• Input data:
------------------------------------------------------------------------
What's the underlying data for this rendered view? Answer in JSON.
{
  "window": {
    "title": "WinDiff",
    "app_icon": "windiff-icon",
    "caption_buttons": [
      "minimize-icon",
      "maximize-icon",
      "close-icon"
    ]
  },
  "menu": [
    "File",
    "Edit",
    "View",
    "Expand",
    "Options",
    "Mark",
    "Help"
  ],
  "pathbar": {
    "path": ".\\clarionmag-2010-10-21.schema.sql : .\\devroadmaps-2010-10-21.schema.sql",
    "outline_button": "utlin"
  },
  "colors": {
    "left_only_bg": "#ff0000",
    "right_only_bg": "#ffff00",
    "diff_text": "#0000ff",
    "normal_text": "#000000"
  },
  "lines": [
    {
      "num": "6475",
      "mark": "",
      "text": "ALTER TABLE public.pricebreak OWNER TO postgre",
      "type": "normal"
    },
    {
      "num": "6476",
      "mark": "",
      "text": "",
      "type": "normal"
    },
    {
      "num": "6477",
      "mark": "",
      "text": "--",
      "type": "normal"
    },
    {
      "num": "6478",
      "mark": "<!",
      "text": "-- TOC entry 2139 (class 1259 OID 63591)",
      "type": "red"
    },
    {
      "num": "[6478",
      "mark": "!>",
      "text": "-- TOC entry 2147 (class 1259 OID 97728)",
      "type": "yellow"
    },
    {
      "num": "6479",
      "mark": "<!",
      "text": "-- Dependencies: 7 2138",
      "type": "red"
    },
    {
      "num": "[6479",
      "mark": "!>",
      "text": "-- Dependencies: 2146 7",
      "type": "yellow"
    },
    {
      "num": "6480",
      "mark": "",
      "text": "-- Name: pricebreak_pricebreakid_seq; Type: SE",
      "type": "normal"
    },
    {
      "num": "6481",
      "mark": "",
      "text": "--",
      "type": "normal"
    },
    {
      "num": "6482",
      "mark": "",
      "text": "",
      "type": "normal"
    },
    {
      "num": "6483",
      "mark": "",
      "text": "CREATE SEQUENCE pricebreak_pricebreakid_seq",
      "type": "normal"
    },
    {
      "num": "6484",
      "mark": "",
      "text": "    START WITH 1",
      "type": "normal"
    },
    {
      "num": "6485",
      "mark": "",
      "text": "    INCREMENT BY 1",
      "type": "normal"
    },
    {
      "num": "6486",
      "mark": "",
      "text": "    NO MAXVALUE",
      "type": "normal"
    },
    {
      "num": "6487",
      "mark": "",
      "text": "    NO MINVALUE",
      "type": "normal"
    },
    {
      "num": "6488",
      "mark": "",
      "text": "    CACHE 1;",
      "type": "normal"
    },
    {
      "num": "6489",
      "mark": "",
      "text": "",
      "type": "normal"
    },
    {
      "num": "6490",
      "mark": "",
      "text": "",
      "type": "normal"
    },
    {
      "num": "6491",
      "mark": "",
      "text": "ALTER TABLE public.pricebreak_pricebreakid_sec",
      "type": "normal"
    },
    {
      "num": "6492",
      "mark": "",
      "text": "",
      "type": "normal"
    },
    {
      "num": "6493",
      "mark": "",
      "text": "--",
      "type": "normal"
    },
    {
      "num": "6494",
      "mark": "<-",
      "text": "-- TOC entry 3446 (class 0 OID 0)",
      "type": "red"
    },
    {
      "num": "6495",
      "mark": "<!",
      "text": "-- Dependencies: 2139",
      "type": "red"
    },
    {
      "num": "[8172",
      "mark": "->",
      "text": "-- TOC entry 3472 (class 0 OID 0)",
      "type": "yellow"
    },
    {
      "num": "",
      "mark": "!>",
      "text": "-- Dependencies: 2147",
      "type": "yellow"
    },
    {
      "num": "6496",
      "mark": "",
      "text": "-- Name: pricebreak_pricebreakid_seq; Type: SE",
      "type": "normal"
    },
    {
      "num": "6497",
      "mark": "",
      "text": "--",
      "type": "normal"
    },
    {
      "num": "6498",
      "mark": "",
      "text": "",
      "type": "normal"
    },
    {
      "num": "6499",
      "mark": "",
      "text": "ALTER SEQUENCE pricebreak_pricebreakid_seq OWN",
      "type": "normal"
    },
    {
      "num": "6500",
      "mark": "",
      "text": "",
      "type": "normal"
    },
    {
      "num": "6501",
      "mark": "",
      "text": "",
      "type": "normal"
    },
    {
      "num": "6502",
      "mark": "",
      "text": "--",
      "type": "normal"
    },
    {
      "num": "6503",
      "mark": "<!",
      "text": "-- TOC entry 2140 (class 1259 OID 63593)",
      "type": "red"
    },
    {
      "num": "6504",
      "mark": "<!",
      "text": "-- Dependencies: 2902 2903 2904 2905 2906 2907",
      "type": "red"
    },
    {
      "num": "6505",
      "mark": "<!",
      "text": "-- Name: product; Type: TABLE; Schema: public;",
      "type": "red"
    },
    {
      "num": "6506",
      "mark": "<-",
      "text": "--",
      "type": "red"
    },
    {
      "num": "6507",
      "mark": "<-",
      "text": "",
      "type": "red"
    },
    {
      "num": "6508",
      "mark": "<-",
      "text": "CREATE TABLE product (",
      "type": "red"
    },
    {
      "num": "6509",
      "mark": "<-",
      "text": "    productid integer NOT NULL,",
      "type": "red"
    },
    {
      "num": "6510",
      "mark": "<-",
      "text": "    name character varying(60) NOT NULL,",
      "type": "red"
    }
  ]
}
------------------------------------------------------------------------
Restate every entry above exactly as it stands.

• Answer box:
What's the underlying data for this rendered view? Answer in JSON.
{
  "window": {
    "title": "WinDiff",
    "app_icon": "windiff-icon",
    "caption_buttons": [
      "minimize-icon",
      "maximize-icon",
      "close-icon"
    ]
  },
  "menu": [
    "File",
    "Edit",
    "View",
    "Expand",
    "Options",
    "Mark",
    "Help"
  ],
  "pathbar": {
    "path": ".\\clarionmag-2010-10-21.schema.sql : .\\devroadmaps-2010-10-21.schema.sql",
    "outline_button": "utlin"
  },
  "colors": {
    "left_only_bg": "#ff0000",
    "right_only_bg": "#ffff00",
    "diff_text": "#0000ff",
    "normal_text": "#000000"
  },
  "lines": [
    {
      "num": "6475",
      "mark": "",
      "text": "ALTER TABLE public.pricebreak OWNER TO postgre",
      "type": "normal"
    },
    {
      "num": "6476",
      "mark": "",
      "text": "",
      "type": "normal"
    },
    {
      "num": "6477",
      "mark": "",
      "text": "--",
      "type": "normal"
    },
    {
      "num": "6478",
      "mark": "<!",
      "text": "-- TOC entry 2139 (class 1259 OID 63591)",
      "type": "red"
    },
    {
      "num": "[6478",
      "mark": "!>",
      "text": "-- TOC entry 2147 (class 1259 OID 97728)",
      "type": "yellow"
    },
    {
      "num": "6479",
      "mark": "<!",
      "text": "-- Dependencies: 7 2138",
      "type": "red"
    },
    {
      "num": "[6479",
      "mark": "!>",
      "text": "-- Dependencies: 2146 7",
      "type": "yellow"
    },
    {
      "num": "6480",
      "mark": "",
      "text": "-- Name: pricebreak_pricebreakid_seq; Type: SE",
      "type": "normal"
    },
    {
      "num": "6481",
      "mark": "",
      "text": "--",
      "type": "normal"
    },
    {
      "num": "6482",
      "mark": "",
      "text": "",
      "type": "normal"
    },
    {
      "num": "6483",
      "mark": "",
      "text": "CREATE SEQUENCE pricebreak_pricebreakid_seq",
      "type": "normal"
    },
    {
      "num": "6484",
      "mark": "",
      "text": "    START WITH 1",
      "type": "normal"
    },
    {
      "num": "6485",
      "mark": "",
      "text": "    INCREMENT BY 1",
      "type": "normal"
    },
    {
      "num": "6486",
      "mark": "",
      "text": "    NO MAXVALUE",
      "type": "normal"
    },
    {
      "num": "6487",
      "mark": "",
      "text": "    NO MINVALUE",
      "type": "normal"
    },
    {
      "num": "6488",
      "mark": "",
      "text": "    CACHE 1;",
      "type": "normal"
    },
    {
      "num": "6489",
      "mark": "",
      "text": "",
      "type": "normal"
    },
    {
      "num": "6490",
      "mark": "",
      "text": "",
      "type": "normal"
    },
    {
      "num": "6491",
      "mark": "",
      "text": "ALTER TABLE public.pricebreak_pricebreakid_sec",
      "type": "normal"
    },
    {
      "num": "6492",
      "mark": "",
      "text": "",
      "type": "normal"
    },
    {
      "num": "6493",
      "mark": "",
      "text": "--",
      "type": "normal"
    },
    {
      "num": "6494",
      "mark": "<-",
      "text": "-- TOC entry 3446 (class 0 OID 0)",
      "type": "red"
    },
    {
      "num": "6495",
      "mark": "<!",
      "text": "-- Dependencies: 2139",
      "type": "red"
    },
    {
      "num": "[8172",
      "mark": "->",
      "text": "-- TOC entry 3472 (class 0 OID 0)",
      "type": "yellow"
    },
    {
      "num": "",
      "mark": "!>",
      "text": "-- Dependencies: 2147",
      "type": "yellow"
    },
    {
      "num": "6496",
      "mark": "",
      "text": "-- Name: pricebreak_pricebreakid_seq; Type: SE",
      "type": "normal"
    },
    {
      "num": "6497",
      "mark": "",
      "text": "--",
      "type": "normal"
    },
    {
      "num": "6498",
      "mark": "",
      "text": "",
      "type": "normal"
    },
    {
      "num": "6499",
      "mark": "",
      "text": "ALTER SEQUENCE pricebreak_pricebreakid_seq OWN",
      "type": "normal"
    },
    {
      "num": "6500",
      "mark": "",
      "text": "",
      "type": "normal"
    },
    {
      "num": "6501",
      "mark": "",
      "text": "",
      "type": "normal"
    },
    {
      "num": "6502",
      "mark": "",
      "text": "--",
      "type": "normal"
    },
    {
      "num": "6503",
      "mark": "<!",
      "text": "-- TOC entry 2140 (class 1259 OID 63593)",
      "type": "red"
    },
    {
      "num": "6504",
      "mark": "<!",
      "text": "-- Dependencies: 2902 2903 2904 2905 2906 2907",
      "type": "red"
    },
    {
      "num": "6505",
      "mark": "<!",
      "text": "-- Name: product; Type: TABLE; Schema: public;",
      "type": "red"
    },
    {
      "num": "6506",
      "mark": "<-",
      "text": "--",
      "type": "red"
    },
    {
      "num": "6507",
      "mark": "<-",
      "text": "",
      "type": "red"
    },
    {
      "num": "6508",
      "mark": "<-",
      "text": "CREATE TABLE product (",
      "type": "red"
    },
    {
      "num": "6509",
      "mark": "<-",
      "text": "    productid integer NOT NULL,",
      "type": "red"
    },
    {
      "num": "6510",
      "mark": "<-",
      "text": "    name character varying(60) NOT NULL,",
      "type": "red"
    }
  ]
}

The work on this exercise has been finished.